Global media reporting and commentary are increasingly polarized, profit-oriented, ideologically driven, and entertainment-based -- when the world needs exactly the opposite: complete, accurate, empathetic, and non-colonial views of other cultures. AUB’s Global Engagement Initiative offers from March 22 to April 19, 2022, a five-session, free, and non-credit online seminar that explores why this matters and how we might achieve this goal.
The seminar --
De-colonized Global Media: Reporting as if Ordinary People Matter -- begins by appreciating the enduring relevance of the craft and legacy of the late Arab-American foreign correspondent Anthony Shadid. His peers repeatedly recognized the power of his conveying to the world the sentiments of ordinary people across the Middle East. These sentiments often determine the fate of entire countries – as we see in the non-stop national uprisings by bludgeoned, desperate men and women across the Middle East.
Each 75-minute session is led by a media scholar-activist journalist whose professional experiences across cultures bring to life the three-dimensional totality of individuals, cultures, and countries across the Global South – in contrast to fear-mongering and aggressive silhouettes of foreign societies that are often seen through prisms of war, sanctions, and threats.
Reporters who successfully capture human sentiments often use narrative reporting and writing techniques that mirror the work of creative artists -- novelists, painters, dramatists, poets, cinematographers, documentarians, photographers, and short story writers. Established communicators in some of these art forms who lead the seminar sessions will analyze the craft elements of people-centered reporting by Shadid and others, and why it captivates readers and editors. They will discuss with participants non-colonial journalism’s core quest for social justice at home and transnational justice among states.
The five instructors are:
Rami G. Khouri, AUB director of
global engagement and journalist-in-residence, with over 50 years of experience in journalism in the Middle East, North America and Europe. He has studied the personal papers of Shadid at the AUB Libraries Archives, analyzed all of Shadid’s books, articles, lectures, and interviews, and interviewed 50 of Shadid’s colleagues who worked with him.|
Dr. Robert Myers, professor of English and comparative literature, award-winning playwright, director of the
AUB Theater Initiative, and director of AUB’s Center for American Studies and Research. He will explain how Shadid’s texts often mirror the work of dramatists in capturing people’s emotions, in the wider context of their societies’ conditions. His new play that opens at Yale University in Spring 2022,

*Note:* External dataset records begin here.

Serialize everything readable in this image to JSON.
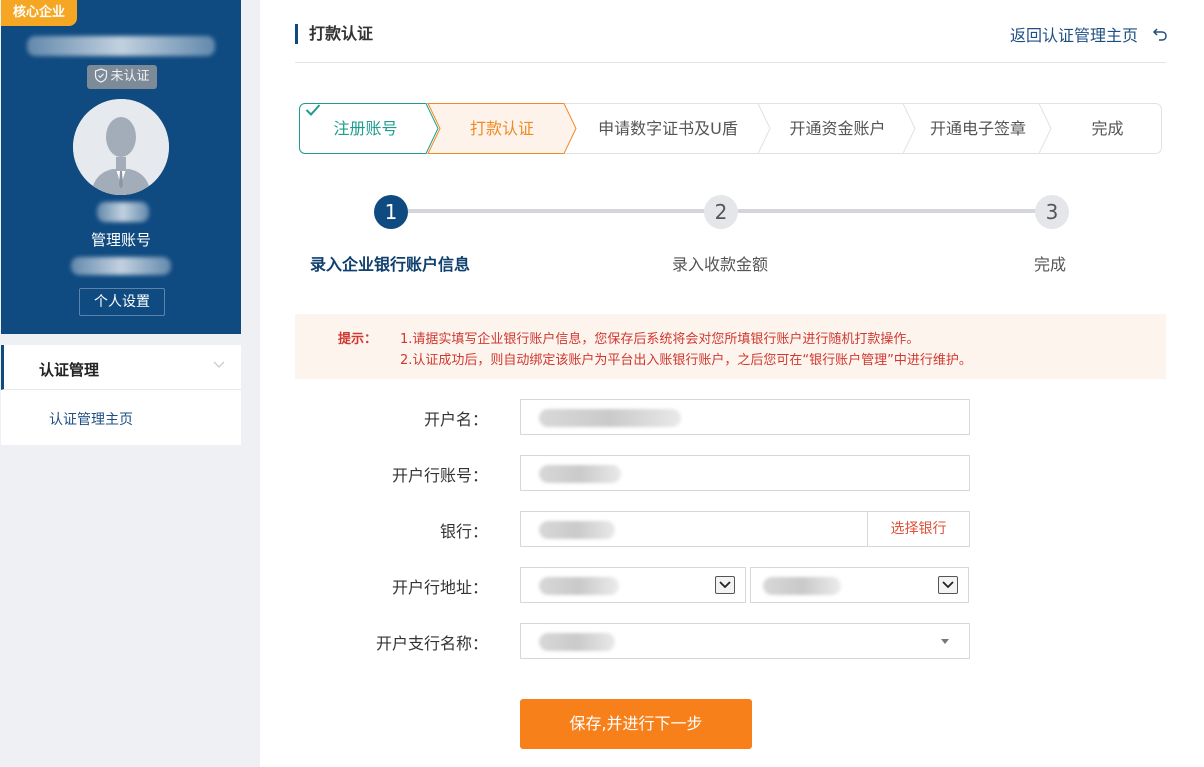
{
  "sidebar": {
    "badge": "核心企业",
    "cert_status": "未认证",
    "role": "管理账号",
    "settings_label": "个人设置",
    "menu_header": "认证管理",
    "menu_item": "认证管理主页"
  },
  "header": {
    "title": "打款认证",
    "back_label": "返回认证管理主页"
  },
  "steps": [
    {
      "label": "注册账号",
      "state": "done"
    },
    {
      "label": "打款认证",
      "state": "active"
    },
    {
      "label": "申请数字证书及U盾",
      "state": "pending"
    },
    {
      "label": "开通资金账户",
      "state": "pending"
    },
    {
      "label": "开通电子签章",
      "state": "pending"
    },
    {
      "label": "完成",
      "state": "pending"
    }
  ],
  "progress": [
    {
      "num": "1",
      "label": "录入企业银行账户信息",
      "state": "active"
    },
    {
      "num": "2",
      "label": "录入收款金额",
      "state": "pending"
    },
    {
      "num": "3",
      "label": "完成",
      "state": "pending"
    }
  ],
  "notice": {
    "tip_label": "提示：",
    "line1": "1.请据实填写企业银行账户信息，您保存后系统将会对您所填银行账户进行随机打款操作。",
    "line2": "2.认证成功后，则自动绑定该账户为平台出入账银行账户，之后您可在“银行账户管理”中进行维护。"
  },
  "form": {
    "account_name_label": "开户名：",
    "account_no_label": "开户行账号：",
    "bank_label": "银行：",
    "select_bank_label": "选择银行",
    "address_label": "开户行地址：",
    "branch_label": "开户支行名称："
  },
  "submit_label": "保存,并进行下一步",
  "colors": {
    "primary": "#0f4a80",
    "accent": "#f7801b",
    "done": "#1e9c8e",
    "warning": "#d0382f"
  }
}
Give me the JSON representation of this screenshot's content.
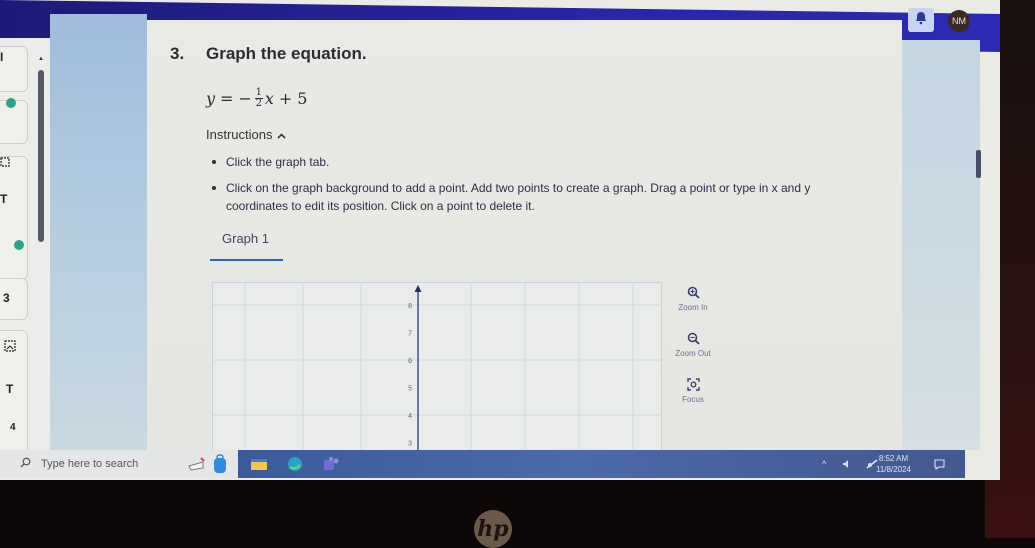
{
  "header": {
    "notifications_icon": "bell-icon",
    "user_initials": "NM"
  },
  "sidebar": {
    "items": [
      {
        "type": "text",
        "label": "I"
      },
      {
        "type": "status",
        "icon": "dot-icon",
        "color": "#2aa58a"
      },
      {
        "type": "icon",
        "icon": "image-icon"
      },
      {
        "type": "icon",
        "icon": "text-icon",
        "label": "T"
      },
      {
        "type": "status",
        "icon": "dot-icon",
        "color": "#2aa58a"
      },
      {
        "type": "number",
        "label": "3"
      },
      {
        "type": "icon",
        "icon": "image-icon"
      },
      {
        "type": "icon",
        "icon": "text-icon",
        "label": "T"
      },
      {
        "type": "number",
        "label": "4"
      }
    ]
  },
  "question": {
    "number": "3.",
    "title": "Graph the equation.",
    "equation": {
      "lhs": "y",
      "equals": "=",
      "sign": "−",
      "numerator": "1",
      "denominator": "2",
      "variable": "x",
      "plus": "+",
      "constant": "5"
    },
    "instructions_label": "Instructions",
    "instructions": [
      "Click the graph tab.",
      "Click on the graph background to add a point. Add two points to create a graph. Drag a point or type in x and y coordinates to edit its position. Click on a point to delete it."
    ]
  },
  "tabs": [
    {
      "label": "Graph 1",
      "active": true
    }
  ],
  "graph": {
    "y_ticks": [
      "8",
      "7",
      "6",
      "5",
      "4",
      "3"
    ],
    "y_visible_range": [
      3,
      8.5
    ],
    "tools": [
      {
        "label": "Zoom In",
        "icon": "zoom-in-icon"
      },
      {
        "label": "Zoom Out",
        "icon": "zoom-out-icon"
      },
      {
        "label": "Focus",
        "icon": "focus-icon"
      }
    ]
  },
  "taskbar": {
    "search_placeholder": "Type here to search",
    "apps": [
      "whiteboard-icon",
      "backpack-icon",
      "file-explorer-icon",
      "edge-icon",
      "teams-icon"
    ],
    "tray": {
      "chevron": "^",
      "time": "8:52 AM",
      "date": "11/8/2024"
    }
  },
  "bezel": {
    "logo": "hp"
  },
  "colors": {
    "accent": "#2d63b8",
    "topbar": "#2a25a8",
    "status_green": "#2aa58a",
    "axis": "#4a5a9a"
  }
}
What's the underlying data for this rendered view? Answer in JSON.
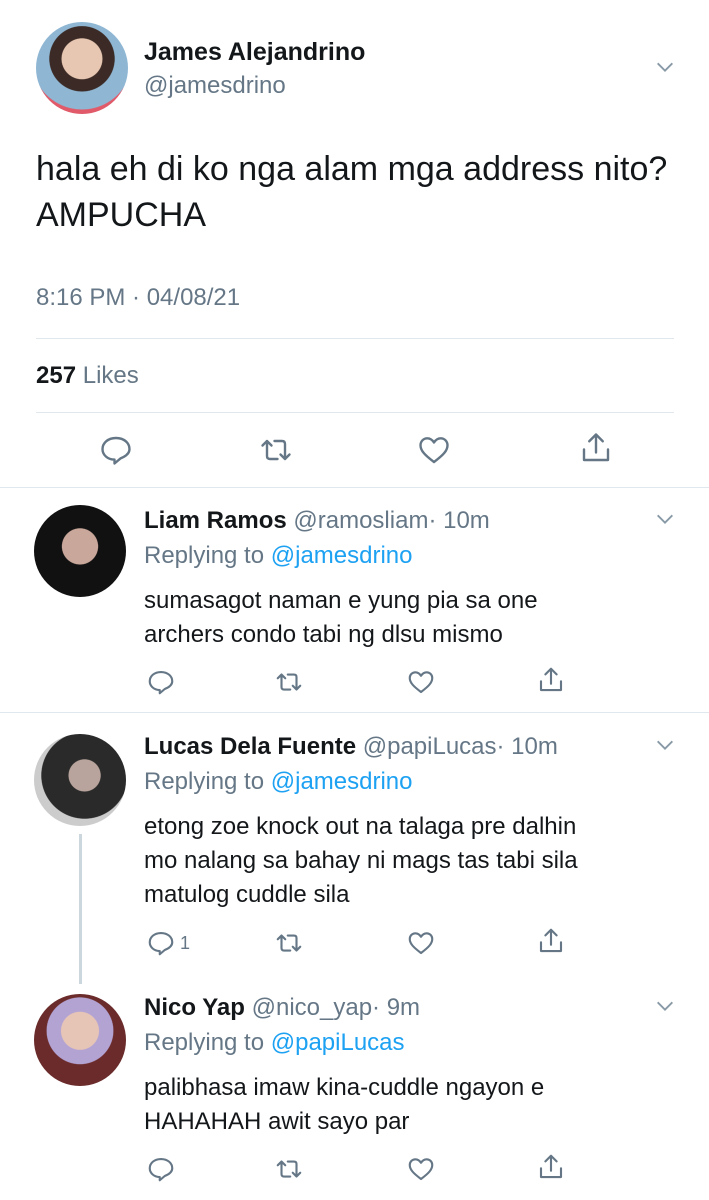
{
  "main_tweet": {
    "name": "James Alejandrino",
    "handle": "@jamesdrino",
    "text": "hala eh di ko nga alam mga address nito? AMPUCHA",
    "timestamp": "8:16 PM · 04/08/21",
    "likes_count": "257",
    "likes_label": "Likes"
  },
  "replies": [
    {
      "name": "Liam Ramos",
      "handle": "@ramosliam",
      "time": "· 10m",
      "replying_prefix": "Replying to",
      "replying_to": "@jamesdrino",
      "line1": "sumasagot naman e yung pia sa one",
      "line2": "archers condo tabi ng dlsu mismo",
      "line3": "",
      "reply_count": ""
    },
    {
      "name": "Lucas Dela Fuente",
      "handle": "@papiLucas",
      "time": "· 10m",
      "replying_prefix": "Replying to",
      "replying_to": "@jamesdrino",
      "line1": "etong zoe knock out na talaga pre dalhin",
      "line2": "mo nalang sa bahay ni mags tas tabi sila",
      "line3": "matulog cuddle sila",
      "reply_count": "1"
    },
    {
      "name": "Nico Yap",
      "handle": "@nico_yap",
      "time": "· 9m",
      "replying_prefix": "Replying to",
      "replying_to": "@papiLucas",
      "line1": "palibhasa imaw kina-cuddle ngayon e",
      "line2": "HAHAHAH awit sayo par",
      "line3": "",
      "reply_count": ""
    }
  ],
  "icons": [
    "chevron-down-icon",
    "reply-icon",
    "retweet-icon",
    "like-icon",
    "share-icon"
  ],
  "colors": {
    "link": "#1da1f2",
    "secondary": "#657786",
    "divider": "#e1e8ed"
  }
}
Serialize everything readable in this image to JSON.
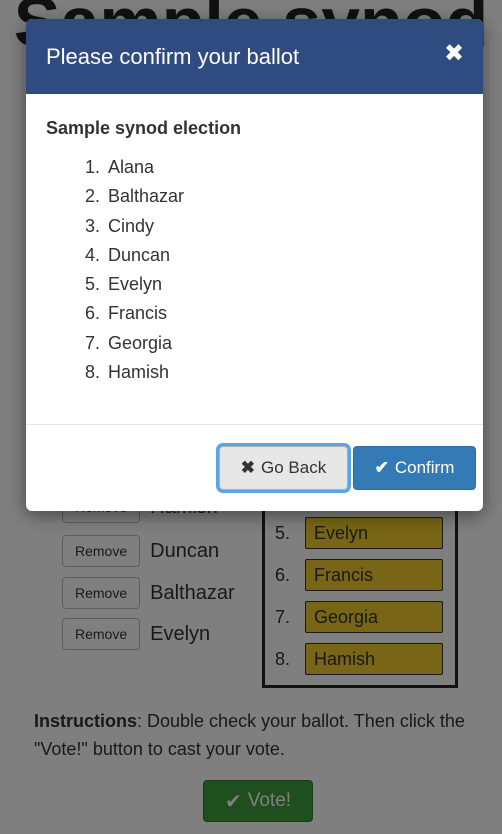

1000 Strange Places, brings to life episodes in Shadid’s reporting around the Middle East that simultaneously capture the complexities of U.S.-Mideast interactions.|
George Azar, award-winning photojournalist and filmmaker, has covered the Middle East for four decades for Al Jazeera,
Jadaliyya, the New York Times, the AP and others. He is AUB’s “Photojournalist-in-Residence” and teaches documentary filmmaking and photojournalism. A book author and director of numerous
documentary films, he has been awarded a Rory Peck Award for ‘extraordinary courage behind the camera’, a British Royal Television Society Award, and the Jury Prize at the Al Jazeera International Documentary Festival.|
Ken Harper, an award-winning designer, professor, photojournalist, and media educator, is associate professor and the first director of the Newhouse Center for Global Engagement at the S.I. Newhouse School of Public Communications at Syracuse University. The center is dedicated to bringing knowledge to the world through storytelling, collaboration, and innovation. Harper has pioneered international programs that link journalism students with counterparts around the Middle East and Africa.|
||Helena Cobban, founder, and director of
Just World Books and president of
Just World Educational Foundation was an award-winning foreign correspondent for the Christian Science Monitor and the Sunday Times and now promotes social justice and decolonization through publishing, philanthropy, and advocacy. She focuses on the Middle East, the international system, and transitional justice, especially in the Global South. She is a non-resident Senior Fellow at the Washington DC-based Center for International Policy. |
Each 75-minutes-long online session will be conducted in English, every Tuesday at 1 pm US Eastern Time, from March 22 to April 19, 2022. It is free of charge and open to students, working journalists, and interested professionals. Modest amounts of readings will be sent to participants before each session, and there are no written assignments. In-session discussion is the heart of the seminar and is highly encouraged.
Applicants should complete a short questionnaire about their professional status and their interest in the seminar topic. Spaces are limited. Accepted applicants should commit to attending all five sessions and will be sent log-in information.